_Exercise prompt_
Set the data down again, exactly as it reads, but without the pictures.

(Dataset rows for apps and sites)
=== Section Start ===

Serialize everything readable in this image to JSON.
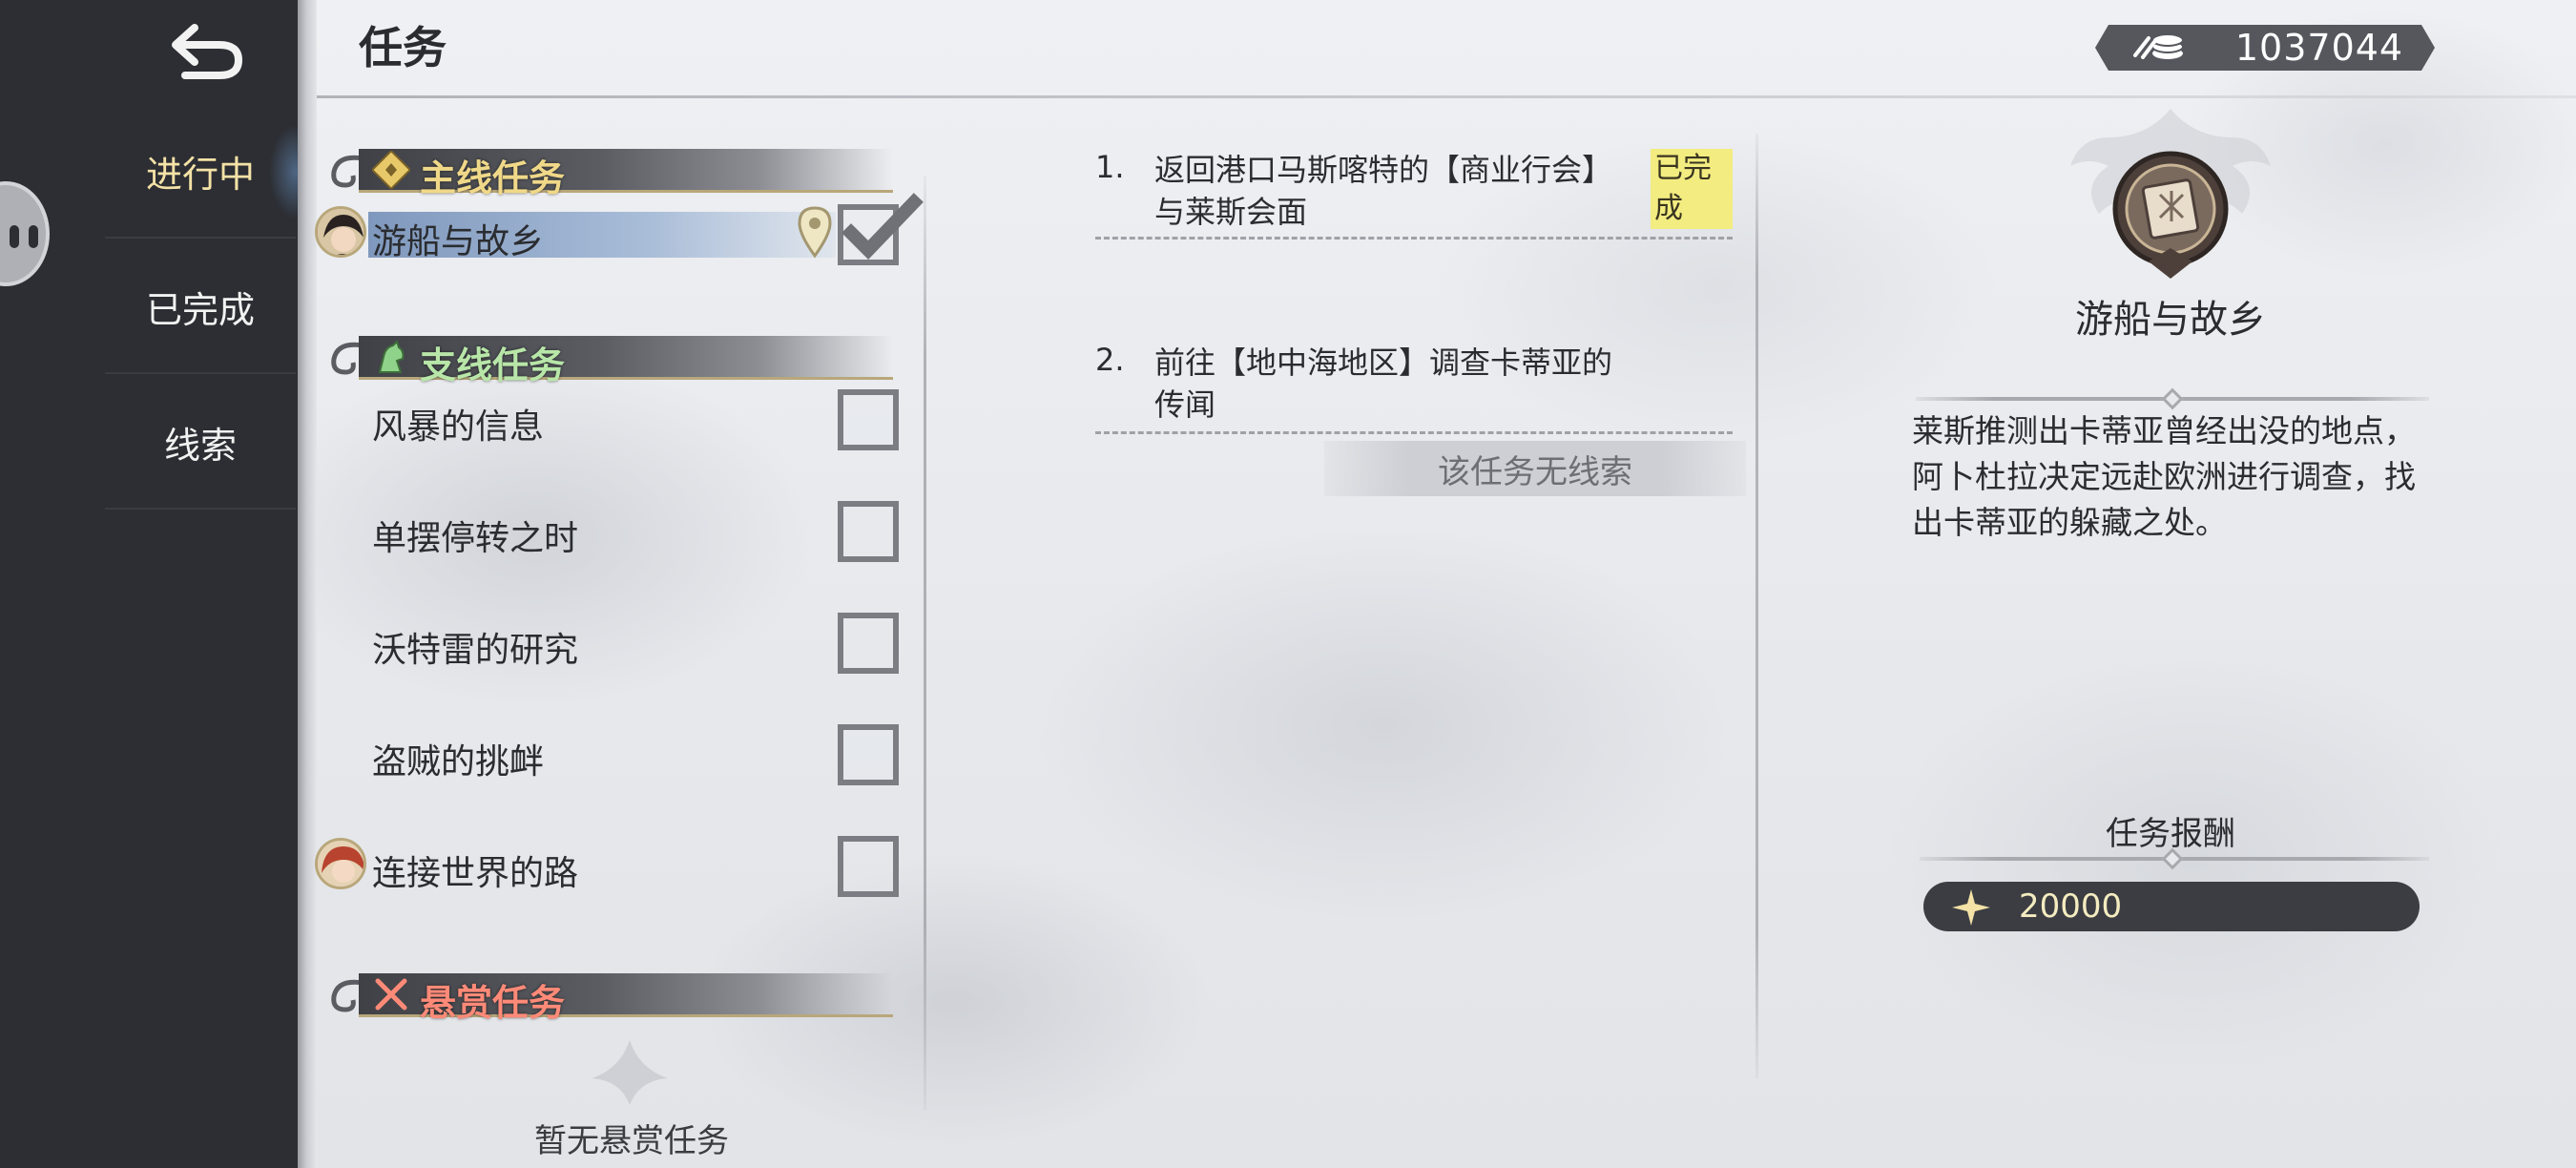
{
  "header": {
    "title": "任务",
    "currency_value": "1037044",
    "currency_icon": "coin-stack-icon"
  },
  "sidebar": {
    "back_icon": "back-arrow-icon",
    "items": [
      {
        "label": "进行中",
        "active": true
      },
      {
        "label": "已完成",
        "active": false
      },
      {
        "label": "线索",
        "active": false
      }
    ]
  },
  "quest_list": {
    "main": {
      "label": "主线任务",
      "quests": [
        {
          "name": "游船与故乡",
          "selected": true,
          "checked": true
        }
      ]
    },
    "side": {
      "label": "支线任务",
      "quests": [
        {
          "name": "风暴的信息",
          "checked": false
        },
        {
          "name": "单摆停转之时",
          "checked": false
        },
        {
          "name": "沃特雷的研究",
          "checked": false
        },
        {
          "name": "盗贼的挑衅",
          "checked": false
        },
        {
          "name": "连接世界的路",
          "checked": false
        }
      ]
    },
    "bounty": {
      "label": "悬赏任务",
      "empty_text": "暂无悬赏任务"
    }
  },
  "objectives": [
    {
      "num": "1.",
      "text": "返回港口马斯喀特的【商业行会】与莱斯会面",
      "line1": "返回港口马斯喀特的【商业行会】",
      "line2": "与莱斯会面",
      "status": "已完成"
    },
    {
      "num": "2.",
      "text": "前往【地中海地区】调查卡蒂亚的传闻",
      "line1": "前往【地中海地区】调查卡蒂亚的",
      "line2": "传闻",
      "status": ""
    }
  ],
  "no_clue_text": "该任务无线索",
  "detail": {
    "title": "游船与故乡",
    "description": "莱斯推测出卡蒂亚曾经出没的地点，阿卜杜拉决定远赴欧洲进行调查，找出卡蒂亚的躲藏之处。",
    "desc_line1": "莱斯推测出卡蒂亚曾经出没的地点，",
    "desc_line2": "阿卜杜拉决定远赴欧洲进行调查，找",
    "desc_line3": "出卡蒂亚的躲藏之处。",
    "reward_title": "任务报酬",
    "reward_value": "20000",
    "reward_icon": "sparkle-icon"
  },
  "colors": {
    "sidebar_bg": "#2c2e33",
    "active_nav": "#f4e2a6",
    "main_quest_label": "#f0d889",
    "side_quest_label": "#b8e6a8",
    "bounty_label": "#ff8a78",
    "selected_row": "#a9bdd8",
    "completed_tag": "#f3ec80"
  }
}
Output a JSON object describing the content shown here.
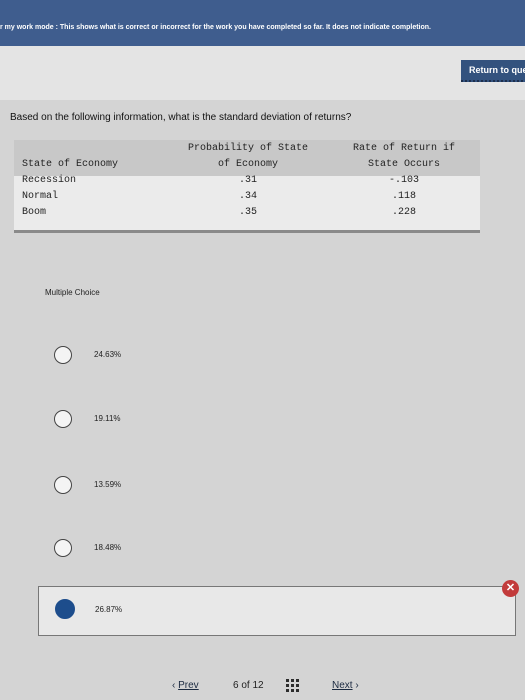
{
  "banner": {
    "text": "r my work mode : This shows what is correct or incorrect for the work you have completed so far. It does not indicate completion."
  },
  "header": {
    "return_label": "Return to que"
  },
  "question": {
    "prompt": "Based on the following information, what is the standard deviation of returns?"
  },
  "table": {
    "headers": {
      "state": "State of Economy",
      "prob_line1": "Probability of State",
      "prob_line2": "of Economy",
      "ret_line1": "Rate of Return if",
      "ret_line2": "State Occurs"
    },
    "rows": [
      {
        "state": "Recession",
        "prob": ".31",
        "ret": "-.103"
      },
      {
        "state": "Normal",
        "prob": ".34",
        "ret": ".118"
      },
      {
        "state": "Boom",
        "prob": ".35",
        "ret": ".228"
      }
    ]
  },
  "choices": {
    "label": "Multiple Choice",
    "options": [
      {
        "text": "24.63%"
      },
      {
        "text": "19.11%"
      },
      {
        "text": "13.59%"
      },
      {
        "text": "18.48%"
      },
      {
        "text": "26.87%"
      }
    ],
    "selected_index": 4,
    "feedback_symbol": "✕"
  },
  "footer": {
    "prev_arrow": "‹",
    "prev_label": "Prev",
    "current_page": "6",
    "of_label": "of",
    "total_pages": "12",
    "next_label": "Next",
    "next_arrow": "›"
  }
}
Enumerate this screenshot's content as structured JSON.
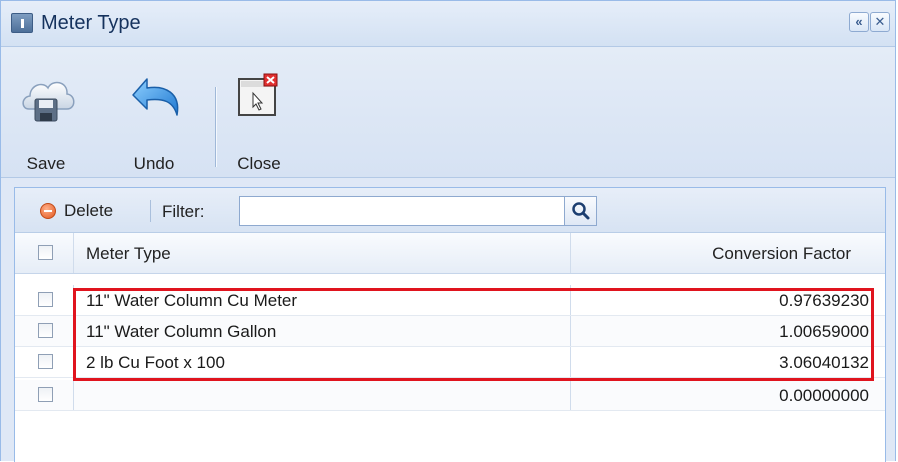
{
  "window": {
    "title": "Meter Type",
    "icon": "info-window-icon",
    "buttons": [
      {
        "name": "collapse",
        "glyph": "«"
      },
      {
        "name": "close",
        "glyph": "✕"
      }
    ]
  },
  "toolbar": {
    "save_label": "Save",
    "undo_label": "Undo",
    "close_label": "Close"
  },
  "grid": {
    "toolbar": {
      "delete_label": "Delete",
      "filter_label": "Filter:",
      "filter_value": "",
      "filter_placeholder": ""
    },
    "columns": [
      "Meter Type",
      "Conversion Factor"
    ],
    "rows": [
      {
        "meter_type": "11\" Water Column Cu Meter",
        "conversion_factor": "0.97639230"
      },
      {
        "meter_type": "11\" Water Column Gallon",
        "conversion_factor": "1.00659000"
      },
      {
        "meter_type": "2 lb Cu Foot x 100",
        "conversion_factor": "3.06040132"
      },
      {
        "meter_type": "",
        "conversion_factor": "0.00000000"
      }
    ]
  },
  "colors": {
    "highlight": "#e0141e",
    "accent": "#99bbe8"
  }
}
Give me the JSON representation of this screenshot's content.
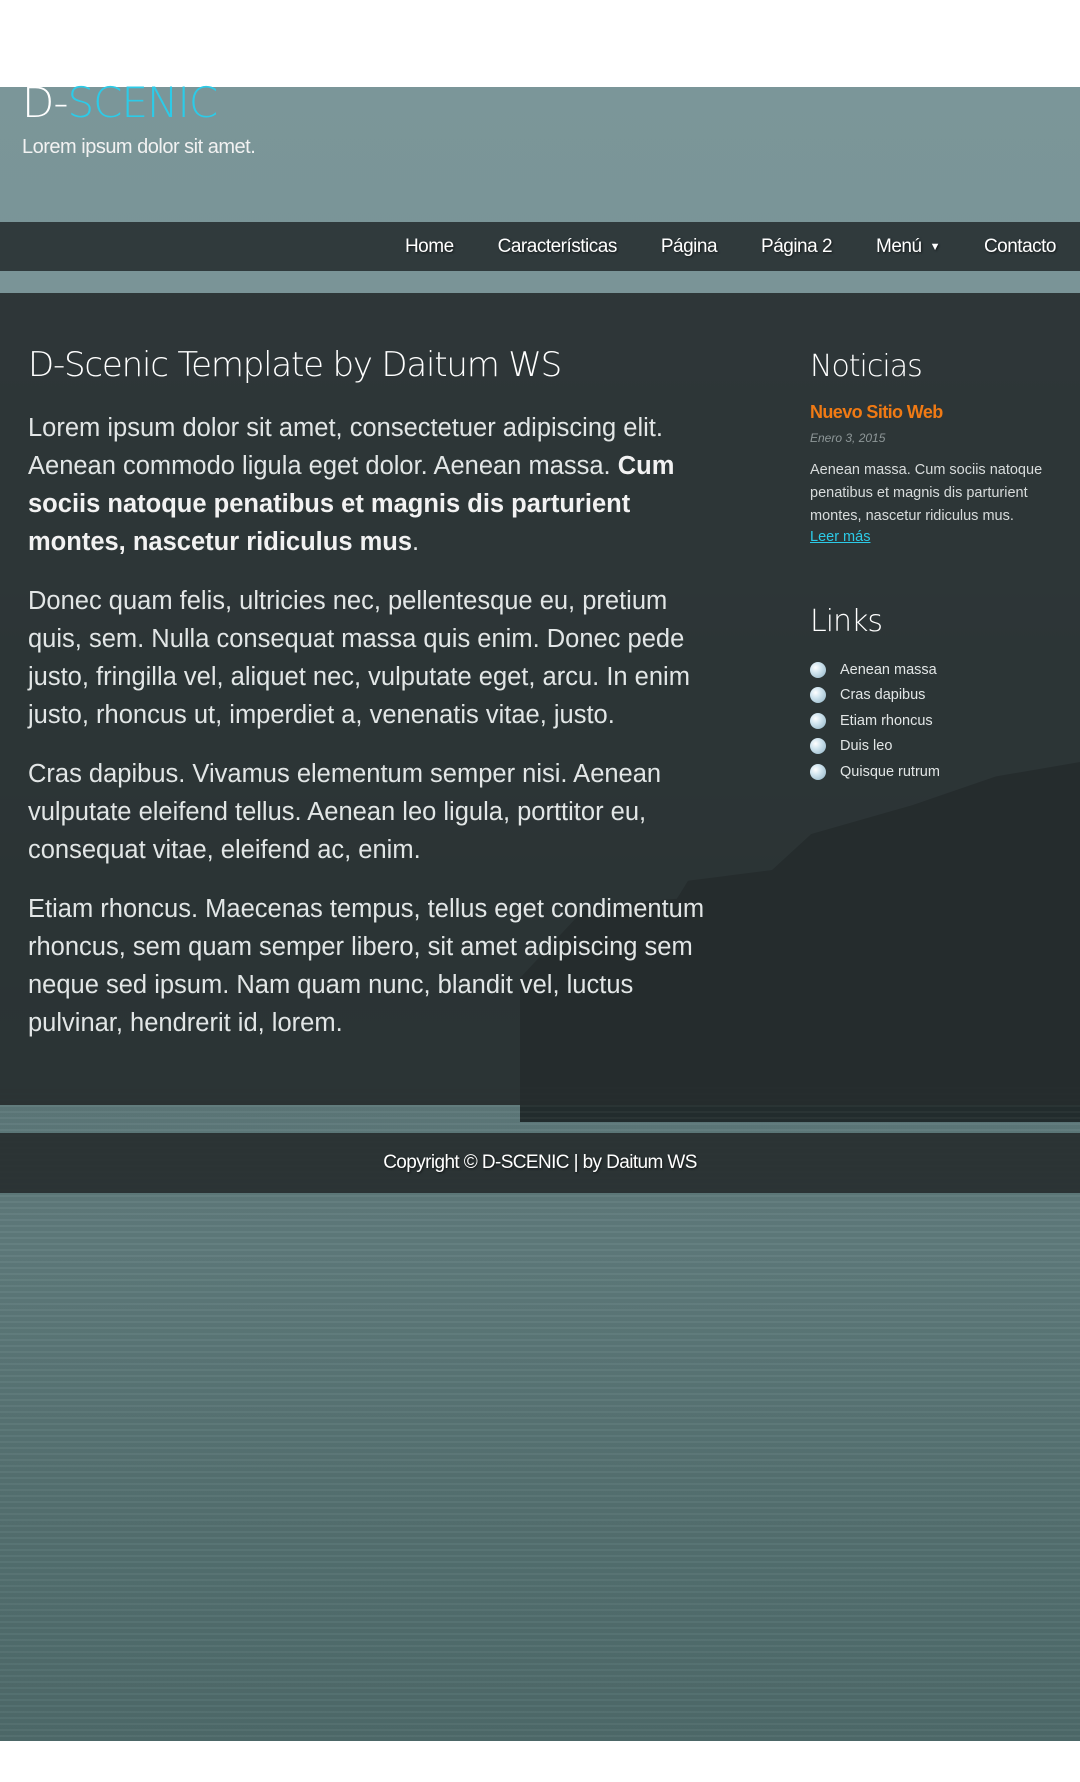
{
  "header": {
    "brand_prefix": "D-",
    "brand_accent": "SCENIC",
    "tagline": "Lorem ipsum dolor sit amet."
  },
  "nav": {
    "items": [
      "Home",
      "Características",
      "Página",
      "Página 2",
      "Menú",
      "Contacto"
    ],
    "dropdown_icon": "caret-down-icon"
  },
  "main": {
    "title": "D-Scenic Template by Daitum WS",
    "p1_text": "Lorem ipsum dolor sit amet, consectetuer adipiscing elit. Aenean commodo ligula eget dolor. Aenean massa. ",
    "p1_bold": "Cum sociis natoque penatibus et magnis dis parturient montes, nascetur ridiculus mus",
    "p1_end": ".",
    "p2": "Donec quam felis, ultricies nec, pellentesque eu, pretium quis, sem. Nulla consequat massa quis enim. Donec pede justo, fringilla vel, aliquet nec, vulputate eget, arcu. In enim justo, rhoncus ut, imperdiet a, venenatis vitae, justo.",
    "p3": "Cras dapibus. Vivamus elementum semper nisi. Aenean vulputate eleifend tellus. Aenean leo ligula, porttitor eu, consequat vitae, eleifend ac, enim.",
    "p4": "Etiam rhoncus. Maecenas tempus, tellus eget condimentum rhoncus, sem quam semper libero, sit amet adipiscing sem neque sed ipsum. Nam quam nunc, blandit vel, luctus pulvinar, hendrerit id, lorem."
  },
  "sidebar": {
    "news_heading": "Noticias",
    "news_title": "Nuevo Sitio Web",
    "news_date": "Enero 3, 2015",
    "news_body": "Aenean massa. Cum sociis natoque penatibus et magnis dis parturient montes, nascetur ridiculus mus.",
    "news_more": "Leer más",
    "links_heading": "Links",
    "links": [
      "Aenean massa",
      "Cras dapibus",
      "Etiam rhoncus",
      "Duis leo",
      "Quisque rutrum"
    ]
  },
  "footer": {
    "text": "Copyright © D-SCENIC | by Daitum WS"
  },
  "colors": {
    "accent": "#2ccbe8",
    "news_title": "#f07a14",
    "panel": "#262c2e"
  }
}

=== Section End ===

_Result of this exercise_
Serialize everything readable in this image to JSON.
{
  "header": {
    "title": "任务",
    "currency_value": "1037044",
    "currency_icon": "coin-stack-icon"
  },
  "sidebar": {
    "back_icon": "back-arrow-icon",
    "items": [
      {
        "label": "进行中",
        "active": true
      },
      {
        "label": "已完成",
        "active": false
      },
      {
        "label": "线索",
        "active": false
      }
    ]
  },
  "quest_list": {
    "main": {
      "label": "主线任务",
      "quests": [
        {
          "name": "游船与故乡",
          "selected": true,
          "checked": true
        }
      ]
    },
    "side": {
      "label": "支线任务",
      "quests": [
        {
          "name": "风暴的信息",
          "checked": false
        },
        {
          "name": "单摆停转之时",
          "checked": false
        },
        {
          "name": "沃特雷的研究",
          "checked": false
        },
        {
          "name": "盗贼的挑衅",
          "checked": false
        },
        {
          "name": "连接世界的路",
          "checked": false
        }
      ]
    },
    "bounty": {
      "label": "悬赏任务",
      "empty_text": "暂无悬赏任务"
    }
  },
  "objectives": [
    {
      "num": "1.",
      "text": "返回港口马斯喀特的【商业行会】与莱斯会面",
      "line1": "返回港口马斯喀特的【商业行会】",
      "line2": "与莱斯会面",
      "status": "已完成"
    },
    {
      "num": "2.",
      "text": "前往【地中海地区】调查卡蒂亚的传闻",
      "line1": "前往【地中海地区】调查卡蒂亚的",
      "line2": "传闻",
      "status": ""
    }
  ],
  "no_clue_text": "该任务无线索",
  "detail": {
    "title": "游船与故乡",
    "description": "莱斯推测出卡蒂亚曾经出没的地点，阿卜杜拉决定远赴欧洲进行调查，找出卡蒂亚的躲藏之处。",
    "desc_line1": "莱斯推测出卡蒂亚曾经出没的地点，",
    "desc_line2": "阿卜杜拉决定远赴欧洲进行调查，找",
    "desc_line3": "出卡蒂亚的躲藏之处。",
    "reward_title": "任务报酬",
    "reward_value": "20000",
    "reward_icon": "sparkle-icon"
  },
  "colors": {
    "sidebar_bg": "#2c2e33",
    "active_nav": "#f4e2a6",
    "main_quest_label": "#f0d889",
    "side_quest_label": "#b8e6a8",
    "bounty_label": "#ff8a78",
    "selected_row": "#a9bdd8",
    "completed_tag": "#f3ec80"
  }
}
Output a JSON object describing the content shown here.
{
  "banner": {
    "text": "r my work mode : This shows what is correct or incorrect for the work you have completed so far. It does not indicate completion."
  },
  "header": {
    "return_label": "Return to que"
  },
  "question": {
    "prompt": "Based on the following information, what is the standard deviation of returns?"
  },
  "table": {
    "headers": {
      "state": "State of Economy",
      "prob_line1": "Probability of State",
      "prob_line2": "of Economy",
      "ret_line1": "Rate of Return if",
      "ret_line2": "State Occurs"
    },
    "rows": [
      {
        "state": "Recession",
        "prob": ".31",
        "ret": "-.103"
      },
      {
        "state": "Normal",
        "prob": ".34",
        "ret": ".118"
      },
      {
        "state": "Boom",
        "prob": ".35",
        "ret": ".228"
      }
    ]
  },
  "choices": {
    "label": "Multiple Choice",
    "options": [
      {
        "text": "24.63%"
      },
      {
        "text": "19.11%"
      },
      {
        "text": "13.59%"
      },
      {
        "text": "18.48%"
      },
      {
        "text": "26.87%"
      }
    ],
    "selected_index": 4,
    "feedback_symbol": "✕"
  },
  "footer": {
    "prev_arrow": "‹",
    "prev_label": "Prev",
    "current_page": "6",
    "of_label": "of",
    "total_pages": "12",
    "next_label": "Next",
    "next_arrow": "›"
  }
}
Enumerate this screenshot's content as structured JSON.
{
  "window": {
    "title": "Meter Type",
    "icon": "info-window-icon",
    "buttons": [
      {
        "name": "collapse",
        "glyph": "«"
      },
      {
        "name": "close",
        "glyph": "✕"
      }
    ]
  },
  "toolbar": {
    "save_label": "Save",
    "undo_label": "Undo",
    "close_label": "Close"
  },
  "grid": {
    "toolbar": {
      "delete_label": "Delete",
      "filter_label": "Filter:",
      "filter_value": "",
      "filter_placeholder": ""
    },
    "columns": [
      "Meter Type",
      "Conversion Factor"
    ],
    "rows": [
      {
        "meter_type": "11\" Water Column Cu Meter",
        "conversion_factor": "0.97639230"
      },
      {
        "meter_type": "11\" Water Column Gallon",
        "conversion_factor": "1.00659000"
      },
      {
        "meter_type": "2 lb Cu Foot x 100",
        "conversion_factor": "3.06040132"
      },
      {
        "meter_type": "",
        "conversion_factor": "0.00000000"
      }
    ]
  },
  "colors": {
    "highlight": "#e0141e",
    "accent": "#99bbe8"
  }
}
Give me the JSON representation of this screenshot's content.
{
  "header": {
    "brand_prefix": "D-",
    "brand_accent": "SCENIC",
    "tagline": "Lorem ipsum dolor sit amet."
  },
  "nav": {
    "items": [
      "Home",
      "Características",
      "Página",
      "Página 2",
      "Menú",
      "Contacto"
    ],
    "dropdown_icon": "caret-down-icon"
  },
  "main": {
    "title": "D-Scenic Template by Daitum WS",
    "p1_text": "Lorem ipsum dolor sit amet, consectetuer adipiscing elit. Aenean commodo ligula eget dolor. Aenean massa. ",
    "p1_bold": "Cum sociis natoque penatibus et magnis dis parturient montes, nascetur ridiculus mus",
    "p1_end": ".",
    "p2": "Donec quam felis, ultricies nec, pellentesque eu, pretium quis, sem. Nulla consequat massa quis enim. Donec pede justo, fringilla vel, aliquet nec, vulputate eget, arcu. In enim justo, rhoncus ut, imperdiet a, venenatis vitae, justo.",
    "p3": "Cras dapibus. Vivamus elementum semper nisi. Aenean vulputate eleifend tellus. Aenean leo ligula, porttitor eu, consequat vitae, eleifend ac, enim.",
    "p4": "Etiam rhoncus. Maecenas tempus, tellus eget condimentum rhoncus, sem quam semper libero, sit amet adipiscing sem neque sed ipsum. Nam quam nunc, blandit vel, luctus pulvinar, hendrerit id, lorem."
  },
  "sidebar": {
    "news_heading": "Noticias",
    "news_title": "Nuevo Sitio Web",
    "news_date": "Enero 3, 2015",
    "news_body": "Aenean massa. Cum sociis natoque penatibus et magnis dis parturient montes, nascetur ridiculus mus.",
    "news_more": "Leer más",
    "links_heading": "Links",
    "links": [
      "Aenean massa",
      "Cras dapibus",
      "Etiam rhoncus",
      "Duis leo",
      "Quisque rutrum"
    ]
  },
  "footer": {
    "text": "Copyright © D-SCENIC | by Daitum WS"
  },
  "colors": {
    "accent": "#2ccbe8",
    "news_title": "#f07a14",
    "panel": "#262c2e"
  }
}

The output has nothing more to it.